What is ECOS

The ECOS Program is a partnership between the University of Montana’s Division of Biological Sciences and College of Forestry and Conservation and the Missoula County Schools Curriculum Consortium. ECOS is funded by the National Science Foundation's GK-12 Program.

Ecologists Educators & Schools: Partners in GK-12 Education

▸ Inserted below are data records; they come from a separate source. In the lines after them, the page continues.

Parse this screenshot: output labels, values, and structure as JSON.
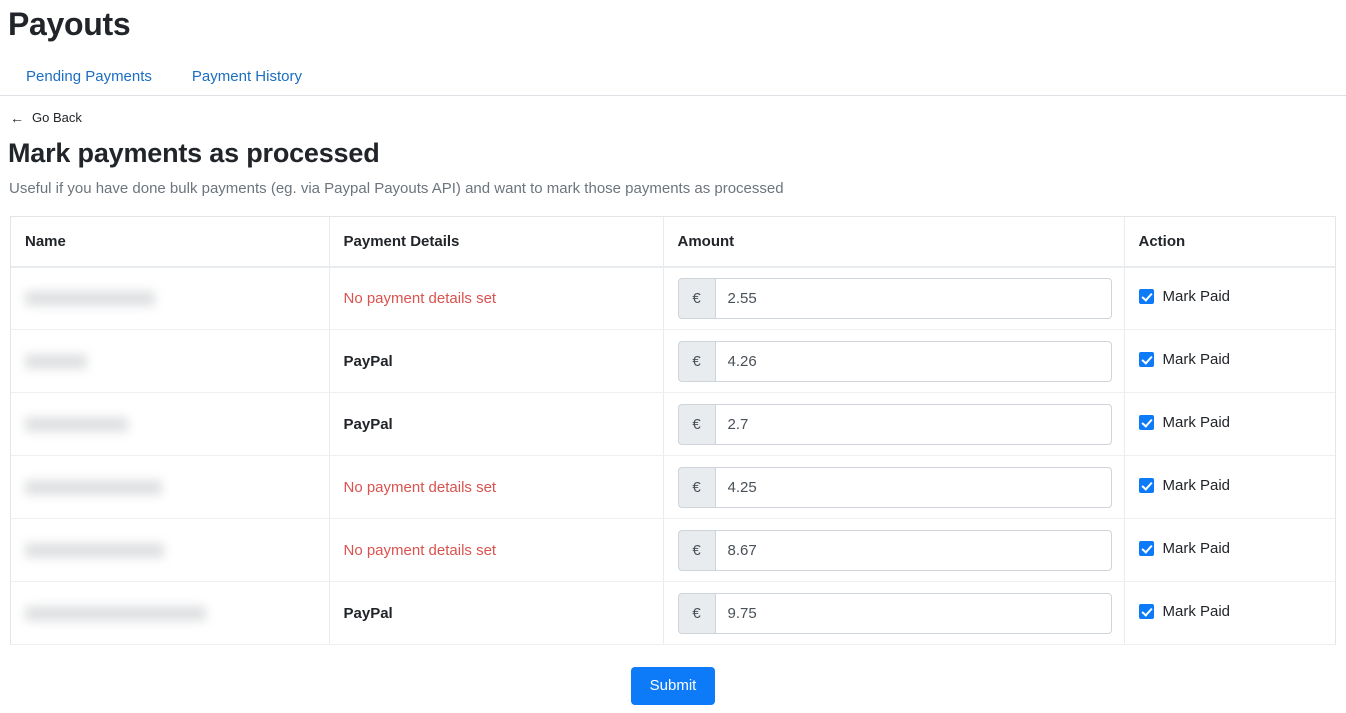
{
  "header": {
    "title": "Payouts",
    "tabs": [
      {
        "label": "Pending Payments",
        "name": "tab-pending-payments"
      },
      {
        "label": "Payment History",
        "name": "tab-payment-history"
      }
    ]
  },
  "back_link": {
    "arrow": "←",
    "label": "Go Back"
  },
  "section": {
    "title": "Mark payments as processed",
    "subtitle": "Useful if you have done bulk payments (eg. via Paypal Payouts API) and want to mark those payments as processed"
  },
  "table": {
    "columns": [
      "Name",
      "Payment Details",
      "Amount",
      "Action"
    ],
    "rows": [
      {
        "name": "",
        "name_redacted": true,
        "name_width": 130,
        "payment_details": "No payment details set",
        "payment_details_type": "none",
        "currency": "€",
        "amount": "2.55",
        "action_label": "Mark Paid",
        "action_checked": true
      },
      {
        "name": "",
        "name_redacted": true,
        "name_width": 62,
        "payment_details": "PayPal",
        "payment_details_type": "paypal",
        "currency": "€",
        "amount": "4.26",
        "action_label": "Mark Paid",
        "action_checked": true
      },
      {
        "name": "",
        "name_redacted": true,
        "name_width": 103,
        "payment_details": "PayPal",
        "payment_details_type": "paypal",
        "currency": "€",
        "amount": "2.7",
        "action_label": "Mark Paid",
        "action_checked": true
      },
      {
        "name": "",
        "name_redacted": true,
        "name_width": 137,
        "payment_details": "No payment details set",
        "payment_details_type": "none",
        "currency": "€",
        "amount": "4.25",
        "action_label": "Mark Paid",
        "action_checked": true
      },
      {
        "name": "",
        "name_redacted": true,
        "name_width": 139,
        "payment_details": "No payment details set",
        "payment_details_type": "none",
        "currency": "€",
        "amount": "8.67",
        "action_label": "Mark Paid",
        "action_checked": true
      },
      {
        "name": "",
        "name_redacted": true,
        "name_width": 181,
        "payment_details": "PayPal",
        "payment_details_type": "paypal",
        "currency": "€",
        "amount": "9.75",
        "action_label": "Mark Paid",
        "action_checked": true
      }
    ]
  },
  "footer": {
    "submit_label": "Submit"
  },
  "colors": {
    "accent": "#0d7bf7",
    "link": "#1b6ec2",
    "danger": "#d9534f",
    "muted": "#6c757d",
    "border": "#e3e6e8"
  }
}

ECOS is a partnership program for enhancing teaching skills of graduate students in the sciences and promoting hands-on science education in K-12 schools. We use the schoolyard and adjacent open areas in western Montana as outdoor laboratories for learning about the environment. Graduate and undergraduate students in ecology and environmental sciences from the University of Montana are showing K-12 students and their teachers how to use an ecological lens for viewing their schoolyard. Instead of a playground, they learn to see an ecological laboratory filled with organisms with interesting adaptations and interactions. The ECOS teams model what ecologists do by immersing themselves in ecological investigations in their schoolyard and classroom laboratories. Working as a team, science graduate students and teachers learn how to develop and evaluate new techniques and resources for teaching ecology in a practical and cost-effective way which is sustainable within a K-12 school setting.

ECOS Objectives:

To meet the need for enhanced understanding of environmental sciences in the northern Rockies, the ECOS Program will:

  • develop scientific ways of thinking and understanding in K-12 students through authentic research experiences in their schoolyards and adjacent habitats;
  • promote teaching practices focused on “learning by doing” and inquiry instruction for both teachers and future science faculty (ECOS Fellows);
  • develop and model linkages between educators in the K-16 continuum;
  • identify project indicators to make the program sustainable at UM, and facilitate transfer to other sites in Montana and around the country;
  • ultimately, ECOS will contribute to a national model of how authentic research can be introduced into the K-16 curriculum to enhance the teaching and learning of science.

Who is on an ECOS Team?

ECOS Teams are comprised of two Ph.D. candidates and one undergraduate from the environmental sciences at the University of Montana and two lead teachers from the partner school. Each year ECOS supports five partner schools with "ecologists in residence".

What does an ECOS team do?

The team works together for an entire academic year to mentor students in ecological investigations both inside and outside of the walls of the classroom. Teams work together to develop ecological curriculum materials that are well-matched to the habitats in and around the schoolyard, and that meet the recommendations of the National Science Standards for science education. And, the teams provide support for enhancing general science instruction in a school by consulting with all interested teachers in a school.

Learn more about becoming an ECOS fellow.

The ECOS program is sponsored by the University of Montana's Division of Biological Sciences, and the College of Forestry and Conservation.

Carol Brewer Program Director, Division of Biological Sciences Paul Alaback Program Co-Director, College of Forestry and Conservation

Funded by the National Science Foundation
ECOS is supported by the GK-12 Program of the National Science Foundation. Any opinions, findings, and conclusions or recommendations expressed in this publication are those of the authors and do not necessarily reflect the views of the National Science Foundation.